The International Electronics Manufacturing Initiative (iNEMI), an industry-led consortium, has announced that the majority of its OEM and
The Restriction of Hazardous Substances Directive, or RoHS, became European Law in February 2003. Together with the Directive on Waste Electronic and Electric Equipment (WEEE) which is setting collection, recycling and recovery targets for all types of electrical goods it is part of a legislative initiative to solve the problem of huge amounts of toxic waste.
In a statement, the consortium said that demonstrating and certifying compliance with RoHS is a complex undertaking made more difficult by the electronics industry’s distributed design and manufacturing supply chains and the incompatibility between the current tin-lead (SnPb) and RoHS-compliant lead-free manufacturing processes.
Industry must have means of differentiating RoHS-compliant products that is common across all of the companies involved in, or contributing to, product manufacture, including component suppliers, component distributors,
The members of iNEMI say that they’re convinced that the only practical way to accomplish this goal is through separate part numbers that can clearly identify RoHS compliance and manufacturing process compatibility.
iNEMI members supporting the position include: Alcatel, Celestica, Cray, Dell,
“Many of our members feel very strongly about this issue, and they came to us, asking that iNEMI issue a position statement to go on record as supporting separate part numbers,” said Jim McElroy, executive director and CEO of iNEMI.
“They are rightfully concerned about being able to keep compliant and non-compliant parts separate. This is a concern in manufacturing, during rework, with field returns and even at end of life. The new regulations require that manufacturers know exactly what is in their products, and they need a way to not only track but also to prove that their products do not contain lead, cadmium or any of the other RoHS substances over the specified limits. Separate part numbers will go a long way toward helping them make those assurances.”

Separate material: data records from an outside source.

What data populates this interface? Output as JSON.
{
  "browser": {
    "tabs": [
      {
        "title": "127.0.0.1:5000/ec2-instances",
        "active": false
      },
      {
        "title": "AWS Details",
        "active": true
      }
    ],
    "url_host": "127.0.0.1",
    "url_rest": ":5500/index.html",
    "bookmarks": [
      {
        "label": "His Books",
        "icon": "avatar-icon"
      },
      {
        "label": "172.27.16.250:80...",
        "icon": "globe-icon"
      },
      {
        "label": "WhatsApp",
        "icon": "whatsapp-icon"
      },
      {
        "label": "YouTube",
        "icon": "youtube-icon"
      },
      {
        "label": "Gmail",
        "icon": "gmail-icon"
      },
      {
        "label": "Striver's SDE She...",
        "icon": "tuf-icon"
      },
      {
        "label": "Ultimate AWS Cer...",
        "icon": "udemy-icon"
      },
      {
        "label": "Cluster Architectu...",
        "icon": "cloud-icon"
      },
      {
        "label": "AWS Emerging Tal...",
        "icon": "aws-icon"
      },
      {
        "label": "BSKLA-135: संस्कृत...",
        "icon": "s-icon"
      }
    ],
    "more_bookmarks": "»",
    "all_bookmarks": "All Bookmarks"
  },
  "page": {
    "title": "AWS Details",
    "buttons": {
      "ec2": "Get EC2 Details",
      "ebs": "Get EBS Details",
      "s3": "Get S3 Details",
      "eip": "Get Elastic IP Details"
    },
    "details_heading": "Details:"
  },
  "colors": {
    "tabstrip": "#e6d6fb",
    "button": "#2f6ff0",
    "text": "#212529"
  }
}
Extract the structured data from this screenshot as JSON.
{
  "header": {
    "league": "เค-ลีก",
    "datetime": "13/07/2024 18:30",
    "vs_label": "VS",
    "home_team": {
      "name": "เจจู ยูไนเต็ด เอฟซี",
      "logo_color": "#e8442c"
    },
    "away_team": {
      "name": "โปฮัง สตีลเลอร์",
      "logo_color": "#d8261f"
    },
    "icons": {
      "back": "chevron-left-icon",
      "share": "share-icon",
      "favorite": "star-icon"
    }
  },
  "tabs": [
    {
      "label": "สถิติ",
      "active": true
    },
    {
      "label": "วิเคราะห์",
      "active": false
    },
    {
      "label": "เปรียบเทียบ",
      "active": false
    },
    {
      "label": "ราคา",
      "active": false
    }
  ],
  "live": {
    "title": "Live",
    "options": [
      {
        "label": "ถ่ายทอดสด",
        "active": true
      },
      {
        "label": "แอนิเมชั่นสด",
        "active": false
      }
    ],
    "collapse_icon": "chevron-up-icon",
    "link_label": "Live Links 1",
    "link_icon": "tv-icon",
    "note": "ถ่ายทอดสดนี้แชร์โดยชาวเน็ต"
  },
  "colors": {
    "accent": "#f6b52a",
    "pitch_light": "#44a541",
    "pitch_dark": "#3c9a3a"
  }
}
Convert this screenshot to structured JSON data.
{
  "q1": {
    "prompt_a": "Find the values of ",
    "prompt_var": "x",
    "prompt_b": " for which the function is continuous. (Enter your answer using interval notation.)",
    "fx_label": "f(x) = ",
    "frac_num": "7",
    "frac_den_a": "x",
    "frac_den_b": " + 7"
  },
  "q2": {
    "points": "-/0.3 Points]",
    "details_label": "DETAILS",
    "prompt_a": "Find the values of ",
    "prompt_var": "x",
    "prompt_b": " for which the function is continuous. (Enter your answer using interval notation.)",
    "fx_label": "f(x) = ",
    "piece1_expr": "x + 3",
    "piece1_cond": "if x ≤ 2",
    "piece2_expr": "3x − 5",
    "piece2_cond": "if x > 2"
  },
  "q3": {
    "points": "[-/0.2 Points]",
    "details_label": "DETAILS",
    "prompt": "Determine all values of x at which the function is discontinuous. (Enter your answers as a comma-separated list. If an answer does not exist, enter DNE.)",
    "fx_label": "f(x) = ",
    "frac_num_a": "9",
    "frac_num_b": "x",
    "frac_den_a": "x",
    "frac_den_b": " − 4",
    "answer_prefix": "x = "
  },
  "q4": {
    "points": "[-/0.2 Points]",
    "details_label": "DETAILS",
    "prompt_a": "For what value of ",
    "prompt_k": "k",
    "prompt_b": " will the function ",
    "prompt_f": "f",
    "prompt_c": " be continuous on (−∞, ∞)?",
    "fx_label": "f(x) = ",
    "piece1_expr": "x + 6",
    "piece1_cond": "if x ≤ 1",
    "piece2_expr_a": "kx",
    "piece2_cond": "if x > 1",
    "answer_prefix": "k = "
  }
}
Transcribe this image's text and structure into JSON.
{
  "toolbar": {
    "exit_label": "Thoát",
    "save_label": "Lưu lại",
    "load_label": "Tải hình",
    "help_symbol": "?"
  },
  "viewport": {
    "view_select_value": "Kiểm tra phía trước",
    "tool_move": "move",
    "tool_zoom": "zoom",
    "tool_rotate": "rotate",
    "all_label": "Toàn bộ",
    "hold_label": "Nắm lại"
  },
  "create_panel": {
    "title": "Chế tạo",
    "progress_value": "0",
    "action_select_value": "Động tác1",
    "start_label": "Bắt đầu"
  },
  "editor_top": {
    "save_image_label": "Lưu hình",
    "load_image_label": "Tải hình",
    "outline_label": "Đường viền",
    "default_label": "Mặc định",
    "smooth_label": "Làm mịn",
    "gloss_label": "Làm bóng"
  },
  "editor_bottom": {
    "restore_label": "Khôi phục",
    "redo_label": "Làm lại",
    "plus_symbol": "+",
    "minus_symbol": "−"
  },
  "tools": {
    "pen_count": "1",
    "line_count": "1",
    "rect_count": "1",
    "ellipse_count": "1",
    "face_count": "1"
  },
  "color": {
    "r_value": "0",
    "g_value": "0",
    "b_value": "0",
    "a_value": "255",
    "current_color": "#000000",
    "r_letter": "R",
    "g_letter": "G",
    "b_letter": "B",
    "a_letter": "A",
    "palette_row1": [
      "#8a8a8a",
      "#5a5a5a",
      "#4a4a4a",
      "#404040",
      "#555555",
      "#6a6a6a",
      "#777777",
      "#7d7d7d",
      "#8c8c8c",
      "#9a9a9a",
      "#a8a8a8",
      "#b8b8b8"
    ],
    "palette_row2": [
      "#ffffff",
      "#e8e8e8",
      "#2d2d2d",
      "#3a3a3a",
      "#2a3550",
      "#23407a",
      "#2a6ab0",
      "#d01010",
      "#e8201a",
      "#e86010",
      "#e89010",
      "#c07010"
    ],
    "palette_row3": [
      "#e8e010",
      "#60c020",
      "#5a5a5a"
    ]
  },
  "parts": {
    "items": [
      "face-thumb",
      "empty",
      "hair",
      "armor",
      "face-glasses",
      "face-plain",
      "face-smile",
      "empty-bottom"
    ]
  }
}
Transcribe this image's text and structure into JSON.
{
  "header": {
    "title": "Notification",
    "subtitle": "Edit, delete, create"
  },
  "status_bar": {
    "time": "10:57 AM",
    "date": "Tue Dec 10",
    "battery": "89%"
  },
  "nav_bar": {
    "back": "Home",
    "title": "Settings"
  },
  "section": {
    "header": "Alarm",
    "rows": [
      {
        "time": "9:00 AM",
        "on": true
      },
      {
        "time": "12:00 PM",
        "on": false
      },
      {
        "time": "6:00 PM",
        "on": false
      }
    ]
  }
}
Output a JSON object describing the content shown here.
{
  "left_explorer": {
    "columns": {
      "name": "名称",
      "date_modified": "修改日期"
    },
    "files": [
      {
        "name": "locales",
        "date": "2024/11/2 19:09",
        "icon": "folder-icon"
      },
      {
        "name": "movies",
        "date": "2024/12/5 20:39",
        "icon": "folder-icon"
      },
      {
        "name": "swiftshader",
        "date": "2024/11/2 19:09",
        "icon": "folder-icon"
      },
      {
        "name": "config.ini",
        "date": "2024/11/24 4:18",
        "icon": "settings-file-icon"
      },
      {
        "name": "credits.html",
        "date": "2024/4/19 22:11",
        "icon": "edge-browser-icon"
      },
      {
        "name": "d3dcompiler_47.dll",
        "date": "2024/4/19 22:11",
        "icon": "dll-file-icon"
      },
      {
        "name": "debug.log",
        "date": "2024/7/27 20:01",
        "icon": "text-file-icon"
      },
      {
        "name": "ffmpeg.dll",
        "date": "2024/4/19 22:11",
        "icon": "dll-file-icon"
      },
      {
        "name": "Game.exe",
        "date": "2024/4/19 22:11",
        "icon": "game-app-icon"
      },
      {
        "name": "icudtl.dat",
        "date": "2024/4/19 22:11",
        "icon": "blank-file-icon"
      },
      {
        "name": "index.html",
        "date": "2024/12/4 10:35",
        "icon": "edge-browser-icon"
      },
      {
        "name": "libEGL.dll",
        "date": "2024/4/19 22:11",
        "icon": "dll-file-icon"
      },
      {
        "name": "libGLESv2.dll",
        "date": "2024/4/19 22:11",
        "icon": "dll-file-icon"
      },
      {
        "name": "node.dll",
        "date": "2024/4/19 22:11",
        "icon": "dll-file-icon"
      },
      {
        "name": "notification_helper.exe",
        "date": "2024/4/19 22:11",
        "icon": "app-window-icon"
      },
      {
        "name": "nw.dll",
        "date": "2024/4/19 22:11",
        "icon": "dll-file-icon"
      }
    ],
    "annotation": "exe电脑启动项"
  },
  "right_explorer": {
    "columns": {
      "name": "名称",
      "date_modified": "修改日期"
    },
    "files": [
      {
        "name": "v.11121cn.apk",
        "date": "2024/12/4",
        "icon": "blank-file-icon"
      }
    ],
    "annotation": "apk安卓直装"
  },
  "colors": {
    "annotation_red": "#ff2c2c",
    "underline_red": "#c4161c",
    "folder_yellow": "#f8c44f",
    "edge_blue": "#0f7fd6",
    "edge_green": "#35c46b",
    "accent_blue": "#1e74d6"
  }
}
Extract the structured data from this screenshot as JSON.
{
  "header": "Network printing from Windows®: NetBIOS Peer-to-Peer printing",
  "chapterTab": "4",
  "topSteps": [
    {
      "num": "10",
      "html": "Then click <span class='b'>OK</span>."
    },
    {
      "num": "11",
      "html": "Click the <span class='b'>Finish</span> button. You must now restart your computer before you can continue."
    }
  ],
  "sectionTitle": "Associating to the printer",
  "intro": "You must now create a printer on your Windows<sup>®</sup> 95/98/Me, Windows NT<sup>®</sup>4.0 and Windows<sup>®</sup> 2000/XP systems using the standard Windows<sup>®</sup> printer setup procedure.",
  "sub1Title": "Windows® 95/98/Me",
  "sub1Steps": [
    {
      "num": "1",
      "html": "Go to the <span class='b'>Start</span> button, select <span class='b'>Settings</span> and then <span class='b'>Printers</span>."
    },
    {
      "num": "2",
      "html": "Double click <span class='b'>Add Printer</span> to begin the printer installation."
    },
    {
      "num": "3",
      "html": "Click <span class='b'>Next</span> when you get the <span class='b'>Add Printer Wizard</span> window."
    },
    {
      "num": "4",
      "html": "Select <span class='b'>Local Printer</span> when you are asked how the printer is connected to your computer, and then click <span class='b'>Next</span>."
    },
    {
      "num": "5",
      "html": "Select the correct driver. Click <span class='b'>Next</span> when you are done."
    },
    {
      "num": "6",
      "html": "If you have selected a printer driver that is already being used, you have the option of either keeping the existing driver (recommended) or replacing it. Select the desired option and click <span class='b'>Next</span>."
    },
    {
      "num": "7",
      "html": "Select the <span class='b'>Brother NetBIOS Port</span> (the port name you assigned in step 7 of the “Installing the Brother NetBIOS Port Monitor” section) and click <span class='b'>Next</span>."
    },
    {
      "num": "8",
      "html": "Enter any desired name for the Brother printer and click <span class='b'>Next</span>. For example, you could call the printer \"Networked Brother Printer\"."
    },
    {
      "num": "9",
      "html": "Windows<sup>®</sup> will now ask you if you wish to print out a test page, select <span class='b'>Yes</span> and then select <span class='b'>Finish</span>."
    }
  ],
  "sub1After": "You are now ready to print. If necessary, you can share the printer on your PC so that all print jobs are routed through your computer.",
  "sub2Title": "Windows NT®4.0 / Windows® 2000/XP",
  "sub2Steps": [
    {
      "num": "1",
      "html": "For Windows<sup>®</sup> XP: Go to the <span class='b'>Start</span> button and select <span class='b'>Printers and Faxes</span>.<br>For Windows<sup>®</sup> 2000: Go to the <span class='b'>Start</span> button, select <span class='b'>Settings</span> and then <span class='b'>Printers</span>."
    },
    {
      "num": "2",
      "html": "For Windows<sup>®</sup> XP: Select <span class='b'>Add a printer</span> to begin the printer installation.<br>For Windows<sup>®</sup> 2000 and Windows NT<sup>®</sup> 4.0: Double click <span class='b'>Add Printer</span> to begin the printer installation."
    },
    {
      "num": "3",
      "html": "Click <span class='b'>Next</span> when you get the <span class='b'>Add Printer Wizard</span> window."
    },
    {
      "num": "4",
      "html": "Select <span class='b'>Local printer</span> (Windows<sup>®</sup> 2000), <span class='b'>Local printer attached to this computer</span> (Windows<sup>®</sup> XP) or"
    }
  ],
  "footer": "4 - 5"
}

“Celestica is a strong supporter of the introduction of new part numbers for RoHS-compliant components,” said Dan Shea, chief technology officer, Celestica. “By assigning unique part numbers for compliant parts, global suppliers would greatly support proper component segregation and handling – driving a smoother transition to RoHS compliance for the electronics industry as a whole.”
According to Vivek Gupta, program manager for Intel’s Assembly Technology Division, “Intel Corporation requires its suppliers to change part numbers when they transition to RoHS-compliant parts and follow the established change control process. In addition, suppliers are expected to mark their RoHS-compliant products per established JEDEC/IPC standards and implement controls to prevent mixing of RoHS-compliant parts.”
“It is our sentiment in Sanmina-SCI, that supply base part number change is mandatory in order to ensure effective transitioning and segregation of components and materials as we collectively migrate into the RoHS-compliant world,” said Mike Shannon, senior vice president, RoHS/WEEE compliance, Sanmina-SCI.
Perry Mulligan, senior vice president, supply, management and chief procurement officer for Solectron said that Solectron “fully supports iNEMI’s position on part numbering.” He added: “For most commodities, Solectron’s position is that the most accurate and reliable way to manage the supply chain during the transition to RoHS compliancy is through a change in the manufacturer’s part number (MPN).”
“Going forward, it is critical for all manufacturers of enterprise computing solutions to comply with the new regulations and, hence, each of us needs to know exactly what is in our products,” stated Sunny Cheng, vice president of operations for Sun Microsystems. “Like many in our industry, Sun Microsystems is fully behind iNEMI’s position.”